My team and I have been looking forward to this day for months now! I finally get to release to you the latest line of presets from Silky Presets, Silky SUBLIME. If you've been looking to achieve that rich, colorful, high-impact look that's on the rise these days, this collection is for you!
I've prepared a tutorial for using these presets to their best effect, so let's dive right in and show you that!
USING SILKY SUBLIME
1. The first thing you'll need is some Sublime presets, and if you bought a handful instead of the full collection, you'll also need to grab the Sublime Adjustments, two free presets that you can grab right now, just click here!
2. Load the presets into your LR (instructions can be found on our FAQ and are the same for all presets we sell.)
3. Pick out some images to play with. For this collection, we recommend images that are lower contrast, and lower saturation, as Sublime adds a healthy dose of color and contrast. Images with lots of scenery are absolutely ideal, as all that added drama will make them look incredible! Here are a few great examples of the kinds of images Sublime was made for:
Images by Brittany Bennion Photography & Nicki Bosch Photography
And here are the same images edited with Sublime!
4. Try your presets on your images. If you notice that all of them are looking much too cool or too warm, don't be alarmed-- this is just a product of the variations in starting white balance depending on your camera, settings, and file type. Just use your handy-dandy Temperature As Shot preset to fix any temperature issues.
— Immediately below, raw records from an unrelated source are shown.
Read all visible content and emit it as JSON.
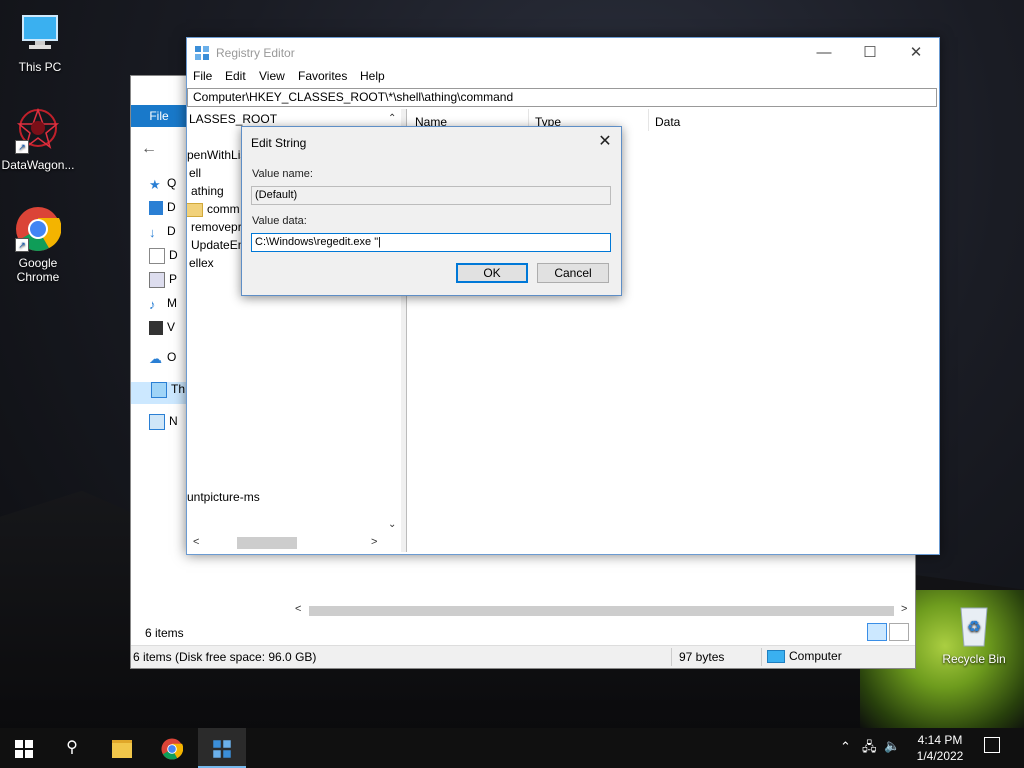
{
  "desktop": {
    "icons": [
      {
        "label": "This PC"
      },
      {
        "label": "DataWagon..."
      },
      {
        "label": "Google Chrome"
      },
      {
        "label": "Recycle Bin"
      }
    ]
  },
  "explorer": {
    "file_tab": "File",
    "sidebar_items": [
      "Q",
      "D",
      "D",
      "D",
      "P",
      "M",
      "V",
      "O",
      "Th",
      "N"
    ],
    "item_count": "6 items",
    "status": {
      "left": "6 items (Disk free space: 96.0 GB)",
      "size": "97 bytes",
      "location": "Computer"
    }
  },
  "regedit": {
    "title": "Registry Editor",
    "menu": [
      "File",
      "Edit",
      "View",
      "Favorites",
      "Help"
    ],
    "address": "Computer\\HKEY_CLASSES_ROOT\\*\\shell\\athing\\command",
    "tree": {
      "root": "LASSES_ROOT",
      "items": [
        "penWithLis",
        "ell",
        "athing",
        "comm",
        "removepr",
        "UpdateEn",
        "ellex",
        "untpicture-ms"
      ]
    },
    "columns": [
      "Name",
      "Type",
      "Data"
    ]
  },
  "dialog": {
    "title": "Edit String",
    "value_name_label": "Value name:",
    "value_name": "(Default)",
    "value_data_label": "Value data:",
    "value_data": "C:\\Windows\\regedit.exe \"|",
    "ok": "OK",
    "cancel": "Cancel"
  },
  "taskbar": {
    "time": "4:14 PM",
    "date": "1/4/2022"
  },
  "colors": {
    "accent": "#0078d7",
    "file_tab": "#1979ca",
    "folder": "#f1d17a"
  }
}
For example, here is an image that has a warm starting white balance, which is making the Sublime presets cooler than normal---I know Divine is supposed to be slightly warming but instead it comes out very cool:
And here I've corrected it with one click of the Temperature As Shot adjustment preset, and it's looking lovely!
It's that easy! If your image goes too bright (should only happen on already bright images, as Sublime tends to run relatively dark) you can click Exposure As Shot to bring that down some.
5. Take some time to get to know which presets are warm, which are cool, and which are neutral. This will save you tons of time in the future, as you'll be able to quickly know just what you need for a given image. Here's a list just to help you remember:
WARM: Chai, Coastal, Cosmic, Divine, Firebird, Groove, Karma, Mantra, Maya, RockSolid, Sunday, Sweet
NEUTRAL: Crush, Evergreen, Heavy, Intense, Krishna, Ocean, Olympia, Prism, Rainbow, RedWine
COOL: Chill, Crystalline, DiveDeep, Elemental, StoneCold, UpLate
I hope this helps and I hope you will all LOVE Sublime as much as I'm loving using it on my own work! <3